Texas Supreme Court advisory

Contact: Osler McCarthy, staff attorney for public information
512.463.1441 or click for email

Thursday, December 9, 2010

Texas Bar Foundation-financed project includes rules approved by Court since 1984

Once buried in files available only at the Texas Supreme Court, local rules approved for Texas courts are now available by computer, the result of a year-and-a-half-long project financed by the Texas Bar Foundation.

Supreme Court administrative orders from 1990 through 2001 also have been archived and posted on the Court’s web site.

“The creation of a one-stop, completely free repository of Court-approved local rules and administrative orders not only saves everyone a great deal of time,” Court archivist Tiffany Shropshire said, “but it also enhances public access to records while simultaneously preserving them.”

Update 08/17/2017: The Texas Judicial Branch Rules & Standards page is now the starting point for all local rules searches.

Click here for administrative orders.

Before this initiative, local rules governing lower courts might be available on that court’s own web site, but no central, free repository existed for all local rules in the state. Texas Rule of Civil Procedure 3a requires all courts to submit local rules to the Texas Supreme Court for approval, but verifying whether the given rules were approved would require time to inspect Supreme Court records.


The new local rules web site allows quick and accurate verification of local rules of the courts of any county, court of appeals or administrative judicial region in the state and provides a complete history of local rules for that court since Rule 3a was approved in 1984.

The bar foundation provided a $7,500 grant in June 2009 to convert to digital format local rules and more than a decade of administrative orders predating those first posted online in 2002. In the end, Shropshire said, the cost was $2,760 to scan and archive 15 boxes of documents.

In 2002 the Supreme Court began posting copies of all administrative orders – including local-rules approval orders – on its web site. Those postings did not include administrative orders approved before 2002. Before 1990 administrative orders were entered in oversized bound volumes that would be too expensive to copy and scan.

The objective of the Texas Bar Foundation grant was to post all orders dating to 1990 in the searchable PDF/A format that bolsters long-term preservation by assuring the self-contained digital document will be read according to its original characteristics without need for proprietary software.

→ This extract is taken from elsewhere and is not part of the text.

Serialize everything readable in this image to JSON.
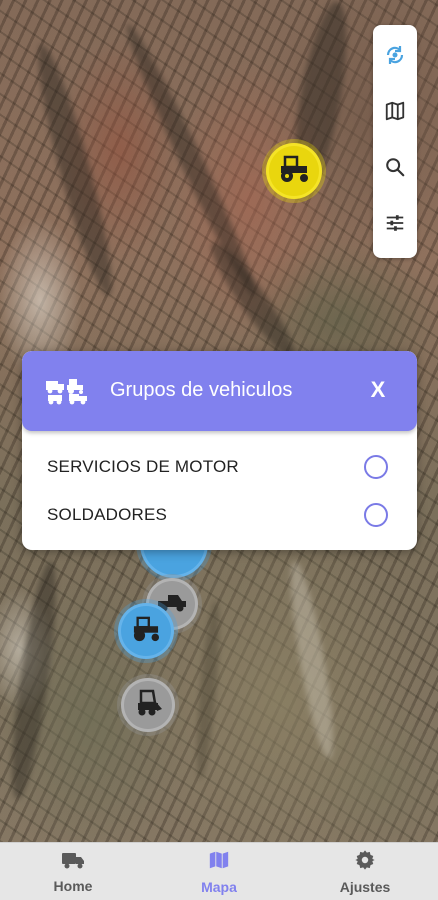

“In this way,” Shropshire said, “this intrinsically valuable information is available in an archival digital format to citizens, historians, attorneys and judges for generations to come.”

Original paper records also have been arranged and processed for long-term preservation, she said.